■ **What you are asked to do**: Please report every line in the entries that contains the string "make".

▼▼▼

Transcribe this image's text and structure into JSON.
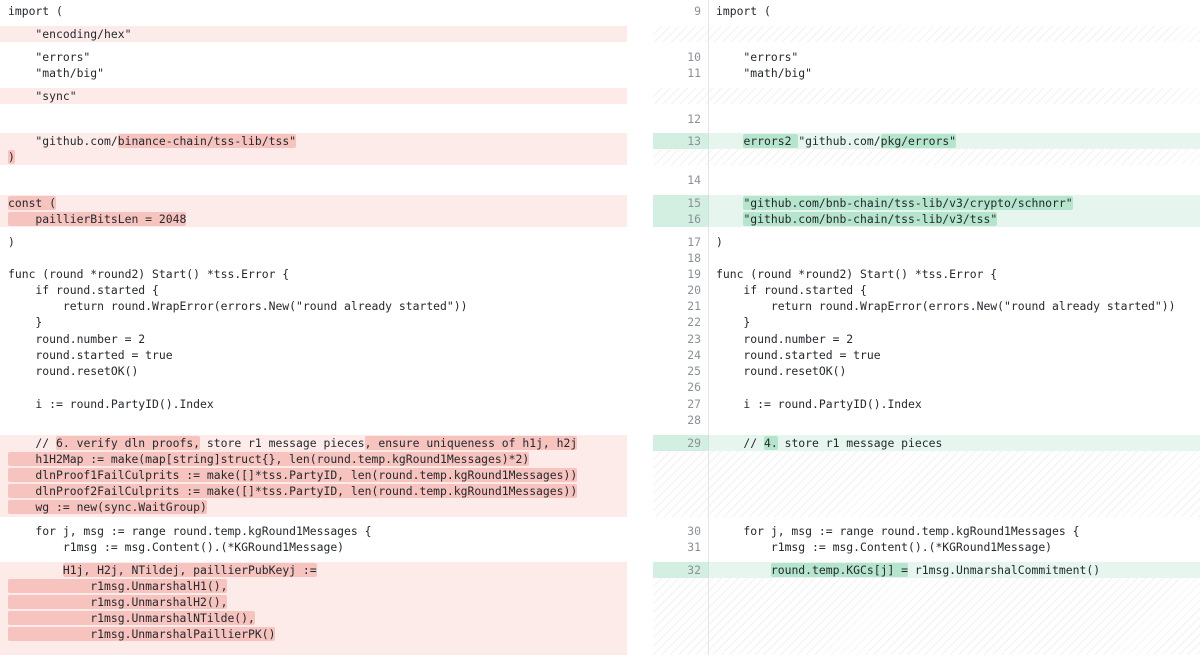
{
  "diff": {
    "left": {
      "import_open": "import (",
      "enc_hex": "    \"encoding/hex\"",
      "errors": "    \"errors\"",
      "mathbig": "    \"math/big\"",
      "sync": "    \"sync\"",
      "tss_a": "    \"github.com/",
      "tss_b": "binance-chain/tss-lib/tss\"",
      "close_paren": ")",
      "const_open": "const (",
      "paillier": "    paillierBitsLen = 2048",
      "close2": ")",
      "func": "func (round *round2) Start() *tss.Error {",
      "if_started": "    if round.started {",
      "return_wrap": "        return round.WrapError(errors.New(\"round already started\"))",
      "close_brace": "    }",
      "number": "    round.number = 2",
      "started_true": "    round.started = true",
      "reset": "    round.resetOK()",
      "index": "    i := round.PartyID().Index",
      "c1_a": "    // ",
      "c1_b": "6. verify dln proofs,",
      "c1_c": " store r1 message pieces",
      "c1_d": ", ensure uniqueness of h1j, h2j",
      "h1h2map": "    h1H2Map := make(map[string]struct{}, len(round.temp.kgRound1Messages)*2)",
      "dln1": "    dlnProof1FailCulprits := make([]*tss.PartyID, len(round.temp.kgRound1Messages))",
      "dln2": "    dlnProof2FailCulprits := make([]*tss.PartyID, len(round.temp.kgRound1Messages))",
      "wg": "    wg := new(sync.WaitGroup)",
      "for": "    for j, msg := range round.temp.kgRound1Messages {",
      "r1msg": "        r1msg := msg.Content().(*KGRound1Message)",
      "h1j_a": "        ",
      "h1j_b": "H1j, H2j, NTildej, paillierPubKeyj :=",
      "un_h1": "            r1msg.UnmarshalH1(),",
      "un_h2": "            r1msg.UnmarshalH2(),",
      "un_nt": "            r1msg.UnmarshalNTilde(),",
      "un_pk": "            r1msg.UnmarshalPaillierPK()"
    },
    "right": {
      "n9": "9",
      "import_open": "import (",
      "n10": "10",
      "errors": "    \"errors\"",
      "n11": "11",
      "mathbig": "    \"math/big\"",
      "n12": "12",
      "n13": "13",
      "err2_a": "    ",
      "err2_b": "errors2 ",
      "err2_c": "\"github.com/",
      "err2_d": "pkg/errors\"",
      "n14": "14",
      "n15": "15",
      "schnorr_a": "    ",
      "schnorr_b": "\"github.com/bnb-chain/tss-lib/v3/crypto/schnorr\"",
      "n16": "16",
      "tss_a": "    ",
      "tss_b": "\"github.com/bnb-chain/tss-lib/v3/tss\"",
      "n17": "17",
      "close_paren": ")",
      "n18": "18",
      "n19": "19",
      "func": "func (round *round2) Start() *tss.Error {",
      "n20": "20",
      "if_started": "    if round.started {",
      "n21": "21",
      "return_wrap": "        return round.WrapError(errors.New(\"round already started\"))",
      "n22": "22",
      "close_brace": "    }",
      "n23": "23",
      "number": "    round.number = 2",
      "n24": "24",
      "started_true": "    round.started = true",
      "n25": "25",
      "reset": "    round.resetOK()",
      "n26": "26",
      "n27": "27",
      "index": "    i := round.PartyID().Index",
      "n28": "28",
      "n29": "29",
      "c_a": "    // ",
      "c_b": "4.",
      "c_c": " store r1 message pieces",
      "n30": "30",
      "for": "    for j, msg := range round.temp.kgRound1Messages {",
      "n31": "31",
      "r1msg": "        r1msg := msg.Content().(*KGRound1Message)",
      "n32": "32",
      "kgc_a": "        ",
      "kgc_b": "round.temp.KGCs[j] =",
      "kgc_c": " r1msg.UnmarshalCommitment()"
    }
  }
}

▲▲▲

■ **Task output**:
      "h1h2map": "    h1H2Map := make(map[string]struct{}, len(round.temp.kgRound1Messages)*2)",
      "dln1": "    dlnProof1FailCulprits := make([]*tss.PartyID, len(round.temp.kgRound1Messages))",
      "dln2": "    dlnProof2FailCulprits := make([]*tss.PartyID, len(round.temp.kgRound1Messages))",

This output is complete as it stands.